GOAL OF THE EXERCISE » Say how many lines in the entries below have the word "navigation" in them, giving only the number.

App and web page records
···
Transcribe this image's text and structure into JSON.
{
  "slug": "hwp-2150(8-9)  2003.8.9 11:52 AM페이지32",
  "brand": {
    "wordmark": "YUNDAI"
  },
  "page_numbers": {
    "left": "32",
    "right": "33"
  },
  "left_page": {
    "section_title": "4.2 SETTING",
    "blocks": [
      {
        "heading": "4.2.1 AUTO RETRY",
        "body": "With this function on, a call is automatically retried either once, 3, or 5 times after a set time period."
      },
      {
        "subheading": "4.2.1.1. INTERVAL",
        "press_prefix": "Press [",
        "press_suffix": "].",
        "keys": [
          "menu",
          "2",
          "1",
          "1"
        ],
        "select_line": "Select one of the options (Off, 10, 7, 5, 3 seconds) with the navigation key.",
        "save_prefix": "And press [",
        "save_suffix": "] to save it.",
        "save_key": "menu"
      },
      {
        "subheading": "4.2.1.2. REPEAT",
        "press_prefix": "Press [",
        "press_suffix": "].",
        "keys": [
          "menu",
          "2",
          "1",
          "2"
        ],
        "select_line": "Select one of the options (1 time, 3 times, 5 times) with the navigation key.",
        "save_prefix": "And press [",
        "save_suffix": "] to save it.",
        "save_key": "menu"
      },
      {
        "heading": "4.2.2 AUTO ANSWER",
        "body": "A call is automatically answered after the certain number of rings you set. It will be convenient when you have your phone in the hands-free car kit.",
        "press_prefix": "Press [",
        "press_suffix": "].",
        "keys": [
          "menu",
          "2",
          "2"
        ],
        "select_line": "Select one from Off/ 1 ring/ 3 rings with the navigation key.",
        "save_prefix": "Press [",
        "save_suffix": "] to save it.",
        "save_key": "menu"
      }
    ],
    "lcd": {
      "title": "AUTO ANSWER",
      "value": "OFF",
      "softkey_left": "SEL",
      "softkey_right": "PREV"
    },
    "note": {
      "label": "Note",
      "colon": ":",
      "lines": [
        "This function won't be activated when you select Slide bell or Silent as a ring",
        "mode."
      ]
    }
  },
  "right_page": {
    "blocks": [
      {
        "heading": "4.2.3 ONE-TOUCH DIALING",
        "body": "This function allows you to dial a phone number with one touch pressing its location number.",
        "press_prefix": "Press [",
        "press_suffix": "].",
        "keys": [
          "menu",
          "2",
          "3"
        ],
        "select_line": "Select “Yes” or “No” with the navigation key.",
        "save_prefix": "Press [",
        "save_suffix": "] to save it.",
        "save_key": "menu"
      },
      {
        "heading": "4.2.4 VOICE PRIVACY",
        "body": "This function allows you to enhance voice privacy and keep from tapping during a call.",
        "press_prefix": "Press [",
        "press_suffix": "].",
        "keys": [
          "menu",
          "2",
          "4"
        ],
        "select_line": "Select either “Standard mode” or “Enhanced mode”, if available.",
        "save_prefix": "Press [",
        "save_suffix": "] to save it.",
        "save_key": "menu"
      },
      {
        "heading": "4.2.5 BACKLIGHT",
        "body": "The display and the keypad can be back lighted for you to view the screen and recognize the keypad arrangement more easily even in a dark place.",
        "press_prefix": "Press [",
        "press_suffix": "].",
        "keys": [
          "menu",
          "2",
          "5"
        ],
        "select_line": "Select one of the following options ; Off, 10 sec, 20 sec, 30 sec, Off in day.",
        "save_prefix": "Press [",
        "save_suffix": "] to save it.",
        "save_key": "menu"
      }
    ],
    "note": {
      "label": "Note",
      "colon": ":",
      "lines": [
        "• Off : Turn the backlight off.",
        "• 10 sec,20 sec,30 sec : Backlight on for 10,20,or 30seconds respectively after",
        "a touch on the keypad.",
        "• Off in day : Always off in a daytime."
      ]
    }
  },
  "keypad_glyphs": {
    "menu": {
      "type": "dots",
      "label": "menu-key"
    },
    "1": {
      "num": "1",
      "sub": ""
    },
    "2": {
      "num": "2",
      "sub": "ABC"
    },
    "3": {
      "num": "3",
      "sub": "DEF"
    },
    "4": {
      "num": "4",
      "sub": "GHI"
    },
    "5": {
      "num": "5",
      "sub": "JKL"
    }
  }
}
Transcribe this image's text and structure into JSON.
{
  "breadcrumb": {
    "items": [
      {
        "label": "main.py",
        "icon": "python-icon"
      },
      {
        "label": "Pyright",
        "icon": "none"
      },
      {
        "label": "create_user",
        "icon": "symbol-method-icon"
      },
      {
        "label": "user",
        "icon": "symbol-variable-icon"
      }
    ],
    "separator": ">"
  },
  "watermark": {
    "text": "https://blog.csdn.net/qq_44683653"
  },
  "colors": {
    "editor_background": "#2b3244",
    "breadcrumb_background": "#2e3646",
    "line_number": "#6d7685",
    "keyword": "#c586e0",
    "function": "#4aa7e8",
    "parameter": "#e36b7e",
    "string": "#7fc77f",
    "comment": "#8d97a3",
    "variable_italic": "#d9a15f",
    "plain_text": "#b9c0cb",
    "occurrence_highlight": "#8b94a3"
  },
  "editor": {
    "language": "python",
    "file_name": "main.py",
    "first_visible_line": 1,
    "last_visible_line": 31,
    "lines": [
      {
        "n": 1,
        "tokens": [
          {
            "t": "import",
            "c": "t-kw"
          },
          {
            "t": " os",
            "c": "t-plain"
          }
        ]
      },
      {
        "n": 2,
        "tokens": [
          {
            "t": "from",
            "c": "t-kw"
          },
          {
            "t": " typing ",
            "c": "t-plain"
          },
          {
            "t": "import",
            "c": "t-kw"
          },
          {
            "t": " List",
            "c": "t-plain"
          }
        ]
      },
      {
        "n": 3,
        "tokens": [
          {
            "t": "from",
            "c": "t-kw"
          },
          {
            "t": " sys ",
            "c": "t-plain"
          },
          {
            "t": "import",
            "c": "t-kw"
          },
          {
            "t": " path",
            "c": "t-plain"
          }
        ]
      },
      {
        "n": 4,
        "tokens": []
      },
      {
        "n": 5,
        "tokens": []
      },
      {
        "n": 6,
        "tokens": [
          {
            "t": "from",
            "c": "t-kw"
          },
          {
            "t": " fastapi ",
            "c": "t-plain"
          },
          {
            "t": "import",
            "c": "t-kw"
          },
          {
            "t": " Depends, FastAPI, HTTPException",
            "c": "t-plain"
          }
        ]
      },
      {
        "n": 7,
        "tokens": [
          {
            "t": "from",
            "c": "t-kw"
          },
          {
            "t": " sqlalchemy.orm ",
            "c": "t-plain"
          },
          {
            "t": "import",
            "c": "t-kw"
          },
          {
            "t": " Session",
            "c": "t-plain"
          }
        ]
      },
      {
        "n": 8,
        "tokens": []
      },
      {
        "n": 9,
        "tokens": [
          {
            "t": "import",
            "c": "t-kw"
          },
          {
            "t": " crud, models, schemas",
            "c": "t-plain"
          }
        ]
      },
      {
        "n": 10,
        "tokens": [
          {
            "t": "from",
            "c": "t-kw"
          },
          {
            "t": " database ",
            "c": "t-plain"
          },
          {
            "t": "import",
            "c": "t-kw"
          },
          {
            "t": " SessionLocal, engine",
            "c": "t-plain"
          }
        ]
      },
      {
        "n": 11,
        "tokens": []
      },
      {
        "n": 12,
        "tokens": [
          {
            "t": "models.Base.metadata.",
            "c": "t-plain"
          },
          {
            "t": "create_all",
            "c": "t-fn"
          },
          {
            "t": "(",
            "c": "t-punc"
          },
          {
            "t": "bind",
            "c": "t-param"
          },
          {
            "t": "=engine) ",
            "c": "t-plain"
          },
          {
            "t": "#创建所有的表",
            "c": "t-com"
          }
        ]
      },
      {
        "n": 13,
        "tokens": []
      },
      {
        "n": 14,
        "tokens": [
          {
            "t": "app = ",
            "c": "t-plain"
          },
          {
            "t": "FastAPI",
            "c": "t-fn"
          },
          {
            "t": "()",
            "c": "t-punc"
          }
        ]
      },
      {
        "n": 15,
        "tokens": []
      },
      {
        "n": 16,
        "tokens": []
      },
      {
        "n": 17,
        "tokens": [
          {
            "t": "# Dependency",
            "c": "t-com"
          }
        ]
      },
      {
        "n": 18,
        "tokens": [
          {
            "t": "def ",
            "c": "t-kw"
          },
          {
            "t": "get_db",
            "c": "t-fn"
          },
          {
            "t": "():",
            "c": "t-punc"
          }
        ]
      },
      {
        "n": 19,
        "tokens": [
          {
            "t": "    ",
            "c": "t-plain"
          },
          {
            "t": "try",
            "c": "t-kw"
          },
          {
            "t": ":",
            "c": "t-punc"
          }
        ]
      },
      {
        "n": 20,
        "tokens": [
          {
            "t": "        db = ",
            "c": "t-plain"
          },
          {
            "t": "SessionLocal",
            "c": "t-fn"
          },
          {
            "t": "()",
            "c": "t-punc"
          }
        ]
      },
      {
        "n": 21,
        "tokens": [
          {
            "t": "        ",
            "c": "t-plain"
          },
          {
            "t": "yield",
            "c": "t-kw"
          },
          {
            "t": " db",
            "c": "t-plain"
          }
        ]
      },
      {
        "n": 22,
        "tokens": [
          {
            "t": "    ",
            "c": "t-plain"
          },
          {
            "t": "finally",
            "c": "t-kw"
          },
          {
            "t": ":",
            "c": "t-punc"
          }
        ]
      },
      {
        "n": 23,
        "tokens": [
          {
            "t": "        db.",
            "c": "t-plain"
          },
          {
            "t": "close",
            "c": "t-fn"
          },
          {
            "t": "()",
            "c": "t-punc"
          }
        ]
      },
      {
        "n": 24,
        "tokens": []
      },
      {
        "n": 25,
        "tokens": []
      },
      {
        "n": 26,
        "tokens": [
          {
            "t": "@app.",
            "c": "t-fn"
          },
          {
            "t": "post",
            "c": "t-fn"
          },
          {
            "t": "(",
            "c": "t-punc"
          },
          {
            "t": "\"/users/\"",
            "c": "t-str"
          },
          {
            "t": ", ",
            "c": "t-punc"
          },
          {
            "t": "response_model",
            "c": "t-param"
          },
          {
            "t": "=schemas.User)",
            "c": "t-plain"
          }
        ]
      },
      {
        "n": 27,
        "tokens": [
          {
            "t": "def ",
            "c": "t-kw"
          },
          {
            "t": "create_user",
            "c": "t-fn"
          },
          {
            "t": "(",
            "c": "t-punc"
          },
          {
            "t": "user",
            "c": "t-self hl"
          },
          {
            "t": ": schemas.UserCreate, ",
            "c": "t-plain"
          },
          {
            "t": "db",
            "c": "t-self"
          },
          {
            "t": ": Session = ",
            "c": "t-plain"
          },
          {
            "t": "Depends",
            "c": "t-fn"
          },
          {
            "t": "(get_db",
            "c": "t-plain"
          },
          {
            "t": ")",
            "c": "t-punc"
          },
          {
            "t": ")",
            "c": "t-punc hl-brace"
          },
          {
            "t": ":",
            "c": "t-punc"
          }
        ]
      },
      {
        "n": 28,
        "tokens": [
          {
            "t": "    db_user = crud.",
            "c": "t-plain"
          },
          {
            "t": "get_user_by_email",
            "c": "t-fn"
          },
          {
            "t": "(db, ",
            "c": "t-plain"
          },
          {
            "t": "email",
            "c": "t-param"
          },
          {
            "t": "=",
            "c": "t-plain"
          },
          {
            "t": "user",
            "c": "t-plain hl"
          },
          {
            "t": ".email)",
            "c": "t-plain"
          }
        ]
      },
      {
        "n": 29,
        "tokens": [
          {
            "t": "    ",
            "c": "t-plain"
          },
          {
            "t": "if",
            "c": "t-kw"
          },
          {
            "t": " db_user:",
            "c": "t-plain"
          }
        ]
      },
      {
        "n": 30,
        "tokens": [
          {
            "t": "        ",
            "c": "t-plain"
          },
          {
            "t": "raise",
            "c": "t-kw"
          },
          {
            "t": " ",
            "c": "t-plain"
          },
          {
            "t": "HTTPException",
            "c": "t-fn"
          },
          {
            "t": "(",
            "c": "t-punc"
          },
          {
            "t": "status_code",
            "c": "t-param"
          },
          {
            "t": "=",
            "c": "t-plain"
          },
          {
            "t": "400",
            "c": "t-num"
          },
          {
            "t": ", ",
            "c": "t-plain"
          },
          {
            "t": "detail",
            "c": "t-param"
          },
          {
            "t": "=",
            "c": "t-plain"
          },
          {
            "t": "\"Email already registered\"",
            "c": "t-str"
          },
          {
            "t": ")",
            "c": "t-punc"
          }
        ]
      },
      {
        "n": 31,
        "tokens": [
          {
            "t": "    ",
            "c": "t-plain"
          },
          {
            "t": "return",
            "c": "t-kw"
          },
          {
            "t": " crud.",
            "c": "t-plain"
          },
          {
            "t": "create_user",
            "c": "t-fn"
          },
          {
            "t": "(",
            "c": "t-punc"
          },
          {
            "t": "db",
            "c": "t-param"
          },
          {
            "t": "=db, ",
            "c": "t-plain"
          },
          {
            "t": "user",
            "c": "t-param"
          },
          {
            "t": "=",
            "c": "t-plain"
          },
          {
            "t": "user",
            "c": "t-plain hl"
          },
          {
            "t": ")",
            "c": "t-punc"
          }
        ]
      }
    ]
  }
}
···
REPLY TO THE TASK » 4